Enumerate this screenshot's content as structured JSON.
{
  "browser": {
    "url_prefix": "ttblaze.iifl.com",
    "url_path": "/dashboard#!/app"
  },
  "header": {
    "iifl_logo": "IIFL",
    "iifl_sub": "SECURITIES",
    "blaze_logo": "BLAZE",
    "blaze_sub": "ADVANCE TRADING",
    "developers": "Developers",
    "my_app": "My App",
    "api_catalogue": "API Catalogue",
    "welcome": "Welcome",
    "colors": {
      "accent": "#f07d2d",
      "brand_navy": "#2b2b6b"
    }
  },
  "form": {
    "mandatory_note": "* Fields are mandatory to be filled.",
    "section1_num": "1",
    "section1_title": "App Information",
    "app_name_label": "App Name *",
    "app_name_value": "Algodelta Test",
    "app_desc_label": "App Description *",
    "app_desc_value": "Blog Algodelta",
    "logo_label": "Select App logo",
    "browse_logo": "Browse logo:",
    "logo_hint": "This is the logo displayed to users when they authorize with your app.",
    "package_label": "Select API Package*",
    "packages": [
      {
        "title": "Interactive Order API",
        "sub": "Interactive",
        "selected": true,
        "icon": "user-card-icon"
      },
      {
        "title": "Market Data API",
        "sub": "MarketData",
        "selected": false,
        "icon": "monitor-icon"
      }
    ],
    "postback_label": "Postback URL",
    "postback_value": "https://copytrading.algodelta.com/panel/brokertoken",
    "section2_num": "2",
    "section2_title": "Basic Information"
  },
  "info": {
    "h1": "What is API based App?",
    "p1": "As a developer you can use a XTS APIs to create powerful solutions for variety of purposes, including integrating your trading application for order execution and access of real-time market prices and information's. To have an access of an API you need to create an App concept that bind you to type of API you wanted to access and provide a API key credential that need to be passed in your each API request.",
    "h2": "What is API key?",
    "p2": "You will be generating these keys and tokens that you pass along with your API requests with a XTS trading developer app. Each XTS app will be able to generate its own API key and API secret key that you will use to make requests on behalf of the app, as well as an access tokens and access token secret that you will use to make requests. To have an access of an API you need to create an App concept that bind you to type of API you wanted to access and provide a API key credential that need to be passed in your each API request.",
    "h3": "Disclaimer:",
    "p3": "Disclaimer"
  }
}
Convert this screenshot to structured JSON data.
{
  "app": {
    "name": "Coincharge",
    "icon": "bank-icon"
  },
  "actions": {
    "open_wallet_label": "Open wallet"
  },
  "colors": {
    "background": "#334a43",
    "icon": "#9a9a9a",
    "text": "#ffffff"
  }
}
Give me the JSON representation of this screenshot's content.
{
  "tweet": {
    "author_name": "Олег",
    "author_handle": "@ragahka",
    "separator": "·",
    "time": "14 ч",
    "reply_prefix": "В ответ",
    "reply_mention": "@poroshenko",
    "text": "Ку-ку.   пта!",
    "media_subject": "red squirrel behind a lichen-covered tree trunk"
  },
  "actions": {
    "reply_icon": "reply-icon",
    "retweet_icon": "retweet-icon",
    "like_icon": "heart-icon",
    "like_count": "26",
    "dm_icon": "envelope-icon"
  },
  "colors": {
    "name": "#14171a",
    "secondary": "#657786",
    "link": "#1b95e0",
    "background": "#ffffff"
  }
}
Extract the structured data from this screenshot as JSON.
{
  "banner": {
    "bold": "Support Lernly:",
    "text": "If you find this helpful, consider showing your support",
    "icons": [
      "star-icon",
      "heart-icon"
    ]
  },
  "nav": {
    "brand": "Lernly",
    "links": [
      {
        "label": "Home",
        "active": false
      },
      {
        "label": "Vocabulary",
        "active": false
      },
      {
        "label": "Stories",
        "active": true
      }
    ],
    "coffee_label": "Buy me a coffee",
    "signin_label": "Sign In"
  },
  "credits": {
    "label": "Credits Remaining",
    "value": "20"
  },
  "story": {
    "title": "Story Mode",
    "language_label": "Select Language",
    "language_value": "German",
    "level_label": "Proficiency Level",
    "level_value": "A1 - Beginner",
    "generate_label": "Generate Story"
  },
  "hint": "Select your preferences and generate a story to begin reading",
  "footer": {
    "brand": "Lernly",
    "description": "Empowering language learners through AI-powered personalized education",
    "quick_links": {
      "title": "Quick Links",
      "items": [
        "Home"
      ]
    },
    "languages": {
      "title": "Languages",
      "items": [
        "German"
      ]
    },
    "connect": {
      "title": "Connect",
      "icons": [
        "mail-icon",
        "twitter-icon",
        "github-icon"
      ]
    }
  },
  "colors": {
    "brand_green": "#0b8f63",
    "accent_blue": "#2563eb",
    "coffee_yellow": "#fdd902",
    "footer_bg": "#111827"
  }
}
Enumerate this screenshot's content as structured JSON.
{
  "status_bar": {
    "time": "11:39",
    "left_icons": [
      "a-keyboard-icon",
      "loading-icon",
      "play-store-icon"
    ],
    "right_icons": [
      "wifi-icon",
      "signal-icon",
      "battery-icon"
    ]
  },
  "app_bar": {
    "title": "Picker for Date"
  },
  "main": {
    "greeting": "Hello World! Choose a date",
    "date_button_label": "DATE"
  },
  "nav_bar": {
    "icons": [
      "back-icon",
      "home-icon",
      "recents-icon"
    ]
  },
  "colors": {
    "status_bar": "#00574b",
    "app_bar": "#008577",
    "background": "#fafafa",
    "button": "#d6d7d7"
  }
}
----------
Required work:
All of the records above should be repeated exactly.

Response to this exercise:
Enumerate this screenshot's content as structured JSON.
{
  "browser": {
    "url_prefix": "ttblaze.iifl.com",
    "url_path": "/dashboard#!/app"
  },
  "header": {
    "iifl_logo": "IIFL",
    "iifl_sub": "SECURITIES",
    "blaze_logo": "BLAZE",
    "blaze_sub": "ADVANCE TRADING",
    "developers": "Developers",
    "my_app": "My App",
    "api_catalogue": "API Catalogue",
    "welcome": "Welcome",
    "colors": {
      "accent": "#f07d2d",
      "brand_navy": "#2b2b6b"
    }
  },
  "form": {
    "mandatory_note": "* Fields are mandatory to be filled.",
    "section1_num": "1",
    "section1_title": "App Information",
    "app_name_label": "App Name *",
    "app_name_value": "Algodelta Test",
    "app_desc_label": "App Description *",
    "app_desc_value": "Blog Algodelta",
    "logo_label": "Select App logo",
    "browse_logo": "Browse logo:",
    "logo_hint": "This is the logo displayed to users when they authorize with your app.",
    "package_label": "Select API Package*",
    "packages": [
      {
        "title": "Interactive Order API",
        "sub": "Interactive",
        "selected": true,
        "icon": "user-card-icon"
      },
      {
        "title": "Market Data API",
        "sub": "MarketData",
        "selected": false,
        "icon": "monitor-icon"
      }
    ],
    "postback_label": "Postback URL",
    "postback_value": "https://copytrading.algodelta.com/panel/brokertoken",
    "section2_num": "2",
    "section2_title": "Basic Information"
  },
  "info": {
    "h1": "What is API based App?",
    "p1": "As a developer you can use a XTS APIs to create powerful solutions for variety of purposes, including integrating your trading application for order execution and access of real-time market prices and information's. To have an access of an API you need to create an App concept that bind you to type of API you wanted to access and provide a API key credential that need to be passed in your each API request.",
    "h2": "What is API key?",
    "p2": "You will be generating these keys and tokens that you pass along with your API requests with a XTS trading developer app. Each XTS app will be able to generate its own API key and API secret key that you will use to make requests on behalf of the app, as well as an access tokens and access token secret that you will use to make requests. To have an access of an API you need to create an App concept that bind you to type of API you wanted to access and provide a API key credential that need to be passed in your each API request.",
    "h3": "Disclaimer:",
    "p3": "Disclaimer"
  }
}
Convert this screenshot to structured JSON data.
{
  "app": {
    "name": "Coincharge",
    "icon": "bank-icon"
  },
  "actions": {
    "open_wallet_label": "Open wallet"
  },
  "colors": {
    "background": "#334a43",
    "icon": "#9a9a9a",
    "text": "#ffffff"
  }
}
Give me the JSON representation of this screenshot's content.
{
  "tweet": {
    "author_name": "Олег",
    "author_handle": "@ragahka",
    "separator": "·",
    "time": "14 ч",
    "reply_prefix": "В ответ",
    "reply_mention": "@poroshenko",
    "text": "Ку-ку.   пта!",
    "media_subject": "red squirrel behind a lichen-covered tree trunk"
  },
  "actions": {
    "reply_icon": "reply-icon",
    "retweet_icon": "retweet-icon",
    "like_icon": "heart-icon",
    "like_count": "26",
    "dm_icon": "envelope-icon"
  },
  "colors": {
    "name": "#14171a",
    "secondary": "#657786",
    "link": "#1b95e0",
    "background": "#ffffff"
  }
}
Extract the structured data from this screenshot as JSON.
{
  "banner": {
    "bold": "Support Lernly:",
    "text": "If you find this helpful, consider showing your support",
    "icons": [
      "star-icon",
      "heart-icon"
    ]
  },
  "nav": {
    "brand": "Lernly",
    "links": [
      {
        "label": "Home",
        "active": false
      },
      {
        "label": "Vocabulary",
        "active": false
      },
      {
        "label": "Stories",
        "active": true
      }
    ],
    "coffee_label": "Buy me a coffee",
    "signin_label": "Sign In"
  },
  "credits": {
    "label": "Credits Remaining",
    "value": "20"
  },
  "story": {
    "title": "Story Mode",
    "language_label": "Select Language",
    "language_value": "German",
    "level_label": "Proficiency Level",
    "level_value": "A1 - Beginner",
    "generate_label": "Generate Story"
  },
  "hint": "Select your preferences and generate a story to begin reading",
  "footer": {
    "brand": "Lernly",
    "description": "Empowering language learners through AI-powered personalized education",
    "quick_links": {
      "title": "Quick Links",
      "items": [
        "Home"
      ]
    },
    "languages": {
      "title": "Languages",
      "items": [
        "German"
      ]
    },
    "connect": {
      "title": "Connect",
      "icons": [
        "mail-icon",
        "twitter-icon",
        "github-icon"
      ]
    }
  },
  "colors": {
    "brand_green": "#0b8f63",
    "accent_blue": "#2563eb",
    "coffee_yellow": "#fdd902",
    "footer_bg": "#111827"
  }
}
Enumerate this screenshot's content as structured JSON.
{
  "status_bar": {
    "time": "11:39",
    "left_icons": [
      "a-keyboard-icon",
      "loading-icon",
      "play-store-icon"
    ],
    "right_icons": [
      "wifi-icon",
      "signal-icon",
      "battery-icon"
    ]
  },
  "app_bar": {
    "title": "Picker for Date"
  },
  "main": {
    "greeting": "Hello World! Choose a date",
    "date_button_label": "DATE"
  },
  "nav_bar": {
    "icons": [
      "back-icon",
      "home-icon",
      "recents-icon"
    ]
  },
  "colors": {
    "status_bar": "#00574b",
    "app_bar": "#008577",
    "background": "#fafafa",
    "button": "#d6d7d7"
  }
}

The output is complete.